15 December 2000
Farmers throw wild birds a lifeline
By FWi staff
FARMLAND birds on the verge of local extinction are being thrown a lifeline by farmers under a new feeding initiative.
From this winter, 75 producers will leave unharvested crops, plant special crops on set-aside land, and put out waste seed for threatened species.
Sixty farmers will feed birds for three years under the scheme, known as BirdAid, and population figures compared with another 60 farms not taking part.
Another 15 farmers have been signed up for the initiative in areas such as East Anglia, where local populations are particularly threatened.

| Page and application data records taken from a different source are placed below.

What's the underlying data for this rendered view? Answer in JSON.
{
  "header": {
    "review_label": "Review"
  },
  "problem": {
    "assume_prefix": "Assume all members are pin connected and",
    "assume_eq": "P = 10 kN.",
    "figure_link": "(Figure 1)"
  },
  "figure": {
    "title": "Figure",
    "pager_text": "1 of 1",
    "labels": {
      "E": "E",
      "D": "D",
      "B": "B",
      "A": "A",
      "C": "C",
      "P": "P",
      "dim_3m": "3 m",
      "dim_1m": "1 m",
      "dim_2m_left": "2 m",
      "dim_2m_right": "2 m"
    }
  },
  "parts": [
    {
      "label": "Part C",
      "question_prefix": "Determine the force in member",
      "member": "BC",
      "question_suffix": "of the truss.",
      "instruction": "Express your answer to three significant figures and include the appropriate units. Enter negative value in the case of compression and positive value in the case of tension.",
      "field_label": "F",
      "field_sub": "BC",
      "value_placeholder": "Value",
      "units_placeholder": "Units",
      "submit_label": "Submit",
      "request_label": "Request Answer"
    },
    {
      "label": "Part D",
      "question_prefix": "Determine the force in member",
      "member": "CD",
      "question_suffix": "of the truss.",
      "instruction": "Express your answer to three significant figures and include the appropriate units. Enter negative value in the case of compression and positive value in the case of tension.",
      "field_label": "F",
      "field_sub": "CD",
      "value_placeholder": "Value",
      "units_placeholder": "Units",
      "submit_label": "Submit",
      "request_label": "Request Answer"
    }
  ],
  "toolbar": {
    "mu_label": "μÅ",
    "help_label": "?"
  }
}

Participating farmers will receive between 50 and 500 to cover seed costs, and as compensation for not submitting arable area payment claims.
Essex farmer Guy Smith said: “I take just as much pleasure from seeing a flock of corn buntings foraging on my fields as I do from growing a good crop.”
The Royal Society for the Protection of Birds has organised the initiative in a bid to halt the decline of the tree sparrow, corn bunting and yellowhammer.
The society believes loss of winter stubble with the switch from spring to winter sowing has deprived farmland birds of a vital food source.
Mark Avery of the RSPB said he hoped the project would provide a lifeline for the birds and show that farmers and conservationists could work together.